- 55. Achenbach TM, Howell CT, Quay HC, Conners CK. National survey of problems and competencies among four- to sixteen-year-olds: Parents’ reports for normative and clinical samples. Monographs of the Society for Research in Child Development. 1991;56: v–120.
Achenbach TM, Rescorla LA. ASEBA School Age Forms and Profiles. Burlington, Vt: ASEBA. 2001; Available: http://www.childbehaviorchecklist.com/ordering/ASEBA%20Reliability%20and%20Validity-School%20Age.pdf
Gaffrey MS, Luby JL. Kiddie Schedule for Affective Disorders and Schizophrenia- Early Childhood Version (K-SADS-EC). St Louis, MO: Washington University School of Medicine. 2012;
- 58. Maziade M, Roy MA, Fournier JP, Cliche D, Mérette C, Caron C, et al. Reliability of best-estimate diagnosis in genetic linkage studies of major psychoses: results from the Quebec pedigree studies.

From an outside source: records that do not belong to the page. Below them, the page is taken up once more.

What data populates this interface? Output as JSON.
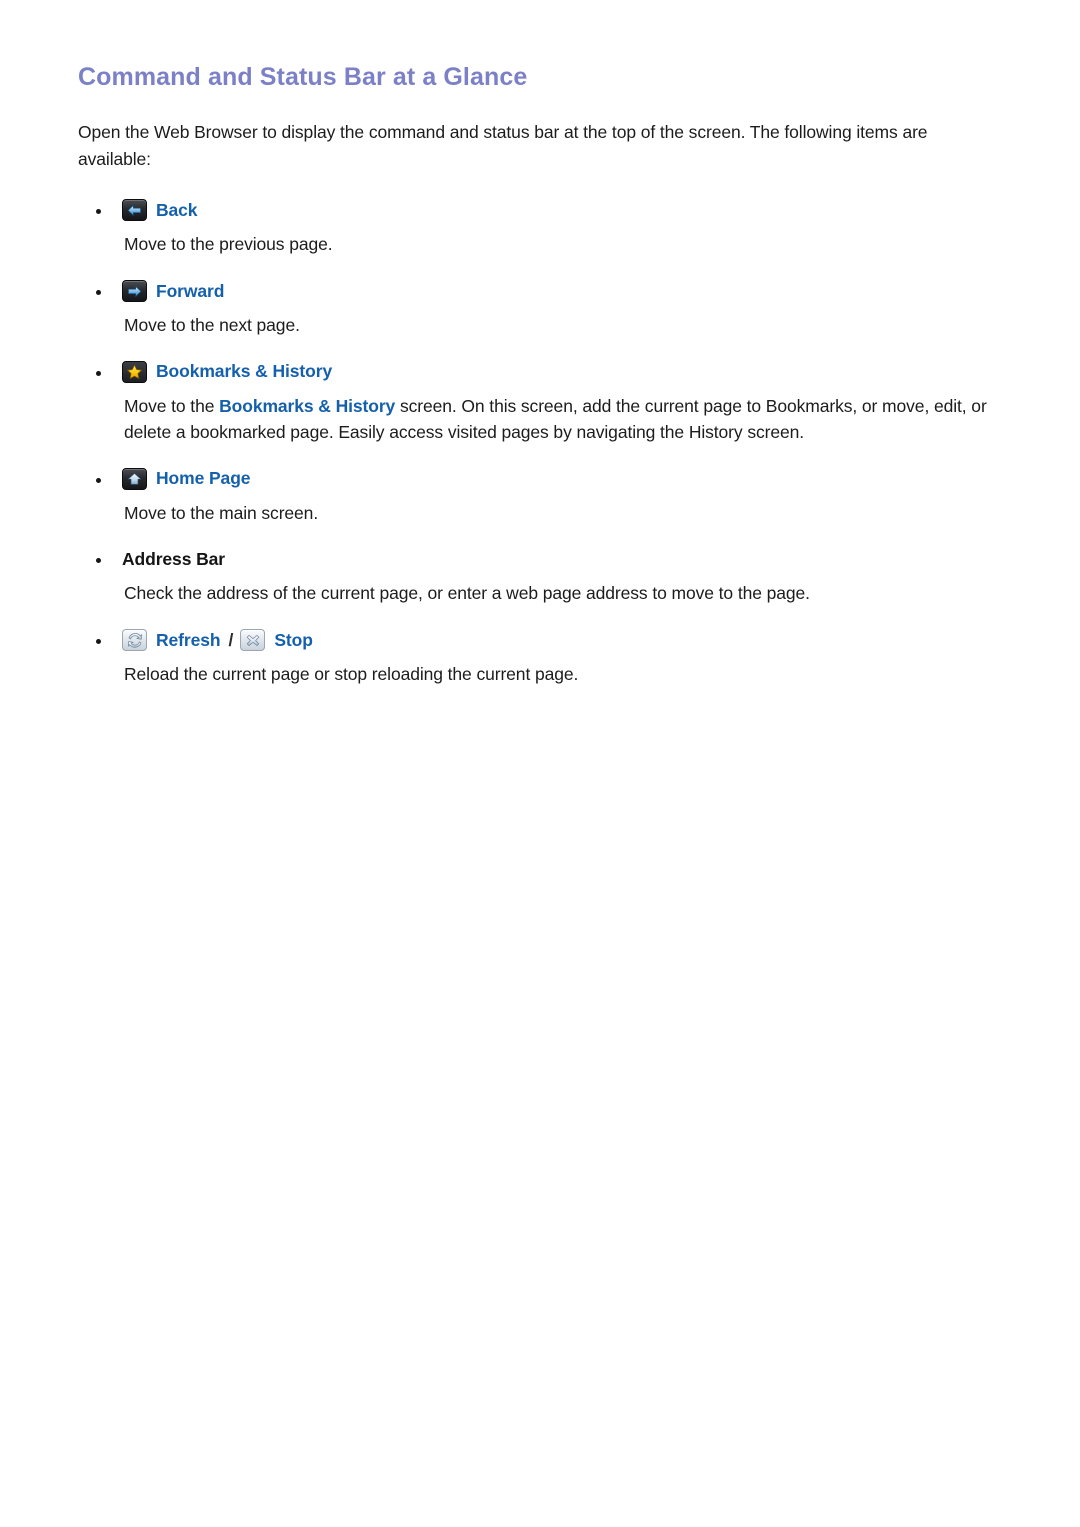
{
  "document": {
    "title": "Command and Status Bar at a Glance",
    "intro": "Open the Web Browser to display the command and status bar at the top of the screen. The following items are available:"
  },
  "colors": {
    "title": "#7b80c7",
    "link": "#1560ad",
    "body": "#1c1c1c",
    "page_background": "#ffffff",
    "icon_dark": "#26282c",
    "icon_light": "#e3e8ee",
    "star_gold": "#ffcc00",
    "arrow_blue": "#2f8ed6"
  },
  "items": [
    {
      "icon": "back-arrow-icon",
      "label": "Back",
      "description": "Move to the previous page."
    },
    {
      "icon": "forward-arrow-icon",
      "label": "Forward",
      "description": "Move to the next page."
    },
    {
      "icon": "star-bookmark-icon",
      "label": "Bookmarks & History",
      "desc_before": "Move to the ",
      "desc_highlight": "Bookmarks & History",
      "desc_after": " screen. On this screen, add the current page to Bookmarks, or move, edit, or delete a bookmarked page. Easily access visited pages by navigating the History screen."
    },
    {
      "icon": "home-icon",
      "label": "Home Page",
      "description": "Move to the main screen."
    },
    {
      "icon": "none",
      "label": "Address Bar",
      "description": "Check the address of the current page, or enter a web page address to move to the page."
    },
    {
      "icon": "refresh-icon",
      "label": "Refresh",
      "separator": "/",
      "icon2": "stop-icon",
      "label2": "Stop",
      "description": "Reload the current page or stop reloading the current page."
    }
  ]
}
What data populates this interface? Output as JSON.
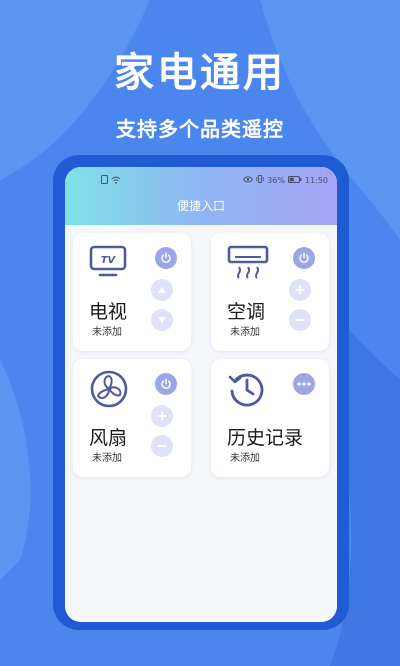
{
  "promo": {
    "headline": "家电通用",
    "subline": "支持多个品类遥控"
  },
  "status_bar": {
    "battery": "36%",
    "time": "11:50"
  },
  "screen": {
    "title": "便捷入口"
  },
  "cards": [
    {
      "name": "电视",
      "status": "未添加",
      "icon": "tv-icon"
    },
    {
      "name": "空调",
      "status": "未添加",
      "icon": "air-conditioner-icon"
    },
    {
      "name": "风扇",
      "status": "未添加",
      "icon": "fan-icon"
    },
    {
      "name": "历史记录",
      "status": "未添加",
      "icon": "history-icon"
    }
  ],
  "tv_icon_text": "TV",
  "colors": {
    "background": "#4a86ee",
    "phone_frame": "#1f5bd3",
    "accent": "#5a6fd6",
    "button_light": "#dfe2f6",
    "button_solid": "#9aa6e6"
  }
}
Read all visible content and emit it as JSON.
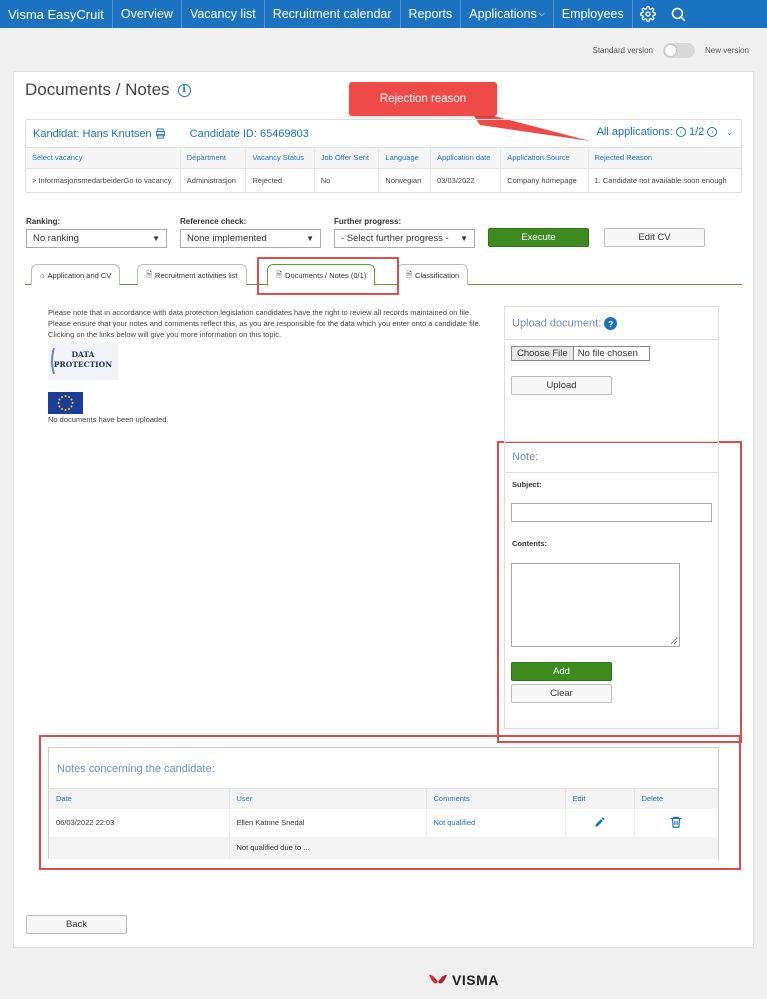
{
  "nav": {
    "brand": "Visma EasyCruit",
    "items": [
      "Overview",
      "Vacancy list",
      "Recruitment calendar",
      "Reports",
      "Applications",
      "Employees"
    ]
  },
  "version": {
    "standard": "Standard version",
    "new": "New version"
  },
  "page": {
    "title": "Documents / Notes"
  },
  "callout": {
    "text": "Rejection reason"
  },
  "candidate": {
    "name_label": "Kandidat: Hans Knutsen",
    "id_label": "Candidate ID: 65469803",
    "all_applications": "All applications:",
    "pager": "1/2"
  },
  "vacancy_table": {
    "headers": [
      "Select vacancy",
      "Department",
      "Vacancy Status",
      "Job Offer Sent",
      "Language",
      "Application date",
      "Application Source",
      "Rejected Reason"
    ],
    "row": {
      "vacancy": "> Informasjonsmedarbeider",
      "go_to": "Go to vacancy",
      "department": "Administrasjon",
      "status": "Rejected",
      "offer": "No",
      "language": "Norwegian",
      "date": "03/03/2022",
      "source": "Company homepage",
      "reason": "1. Candidate not available soon enough"
    }
  },
  "controls": {
    "ranking_label": "Ranking:",
    "ranking_value": "No ranking",
    "reference_label": "Reference check:",
    "reference_value": "None implemented",
    "progress_label": "Further progress:",
    "progress_value": "- Select further progress -",
    "execute": "Execute",
    "edit_cv": "Edit CV"
  },
  "tabs": [
    "Application and CV",
    "Recruitment activities list",
    "Documents / Notes (0/1)",
    "Classification"
  ],
  "notice": "Please note that in accordance with data protection legislation candidates have the right to review all records maintained on file. Please ensure that your notes and comments reflect this, as you are responsible for the data which you enter onto a candidate file. Clicking on the links below will give you more information on this topic.",
  "dp_logo": {
    "line1": "Data",
    "line2": "Protection"
  },
  "no_docs": "No documents have been uploaded.",
  "upload": {
    "title": "Upload document:",
    "choose": "Choose File",
    "no_file": "No file chosen",
    "button": "Upload"
  },
  "note_form": {
    "title": "Note:",
    "subject": "Subject:",
    "contents": "Contents:",
    "add": "Add",
    "clear": "Clear"
  },
  "notes": {
    "title": "Notes concerning the candidate:",
    "headers": [
      "Date",
      "User",
      "Comments",
      "Edit",
      "Delete"
    ],
    "row": {
      "date": "06/03/2022 22:03",
      "user": "Ellen Katrine Snedal",
      "comment": "Not qualified",
      "detail": "Not qualified due to ..."
    }
  },
  "back": "Back",
  "footer": {
    "brand": "VISMA"
  },
  "colors": {
    "nav": "#1b72c0",
    "green": "#3d8a1f",
    "highlight": "#e04c4c"
  }
}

Am J Psychiatry. 1992;149: 1674–1686. pmid:1443244
McGinnis RS, Cain SM, Davidson SP, Vitali RV, McLean SG, Perkins NC. Validation of Complementary Filter Based IMU Data Fusion for Tracking Torso Angle and Rifle Orientation. Montreal, QC; 2014. p. V003T03A052. https://doi.org/10.1115/IMECE2014-36909
- 60. McGinnis R. GitHub repository child-mental-health [Internet]. 2017. Available: https://github.com/ryan-mcginnis/child-mental-health
- 61. Davies DL, Bouldin DW. A Cluster Separation Measure. IEEE Transactions on Pattern Analysis and Machine Intelligence. 1979;PAMI-1: 224–227.
- 62. Hudziak JJ, Copeland W, Stanger C, Wadsworth M. Screening for DSM-IV externalizing disorders with the Child Behavior Checklist: a receiver-operating characteristic analysis. J Child Psychol Psychiatry. 2004;45: 1299–1307. pmid:15335349
- 63. Fawcett T. An Introduction to ROC Analysis. Pattern Recogn Lett. 2006;27: 861–874.
- 64. Santafe G, Inza I, Lozano JA. Dealing with the evaluation of supervised classification algorithms. Artif Intell Rev. 2015;44: 467–508.
- 65. Isaksson A, Wallman M, Göransson H, Gustafsson MG. Cross-validation and Bootstrapping Are Unreliable in Small Sample Classification. Pattern Recogn Lett. 2008;29: 1960–1965.
- 66. de la Osa N, Granero R, Trepat E, Domenech JM, Ezpeleta L. The discriminative capacity of CBCL/1½-5-DSM5 scales to identify disruptive and internalizing disorders in preschool children. Eur Child Adolesc Psychiatry. 2016;25: 17–23. pmid:25715996
- 67. Pine DS, Mogg K, Bradley BP, Montgomery L, Monk CS, McClure E, et al. Attention Bias to Threat in Maltreated Children: Implications for Vulnerability to Stress-Related Psychopathology. AJP. 2005;162: 291–296. pmid:15677593
- 68. Vasey MW, el-Hag N, Daleiden EL. Anxiety and the processing of emotionally threatening stimuli: distinctive patterns of selective attention among high- and low-test-anxious children. Child Dev. 1996;67: 1173–1185. pmid:8706516
- 69. McTeague LM, Lang PJ. THE ANXIETY SPECTRUM AND THE REFLEX PHYSIOLOGY OF DEFENSE: FROM CIRCUMSCRIBED FEAR TO BROAD DISTRESS. Depress Anxiety. 2012;29: 264–281. pmid:22511362
journalist DC is a freelance, Ell senior content producer with content strategy firm, Partners R. Fear of Vomiting. In: Child Mind Institute [Internet]. [cited 21 May 2018]. Available: https://childmind.org/article/fear-of-vomiting/
- 71. Warnick EM, Bracken MB, Kasl S. Screening Efficiency of the Child Behavior Checklist and Strengths and Difficulties Questionnaire: A Systematic Review. Child and Adolescent Mental Health. 2008;13: 140–147.
- 72. Rishel CW, Greeno C, Marcus SC, Shear MK, Anderson C. Use of the Child Behavior Checklist as a Diagnostic Screening Tool in Community Mental Health. Research on Social Work Practice. 2005;15: 195–203.
- 73. Aschenbrand SG, Angelosante AG, Kendall PC. Discriminant validity and clinical utility of the CBCL with anxiety-disordered youth. J Clin Child Adolesc Psychol. 2005;34: 735–746. pmid:16232070
- 74. Kendall PC, Safford S, Flannery-Schroeder E, Webb A. Child anxiety treatment: outcomes in adolescence and impact on substance use and depression at 7.4-year follow-up. J Consult Clin Psychol. 2004;72: 276–287. pmid:15065961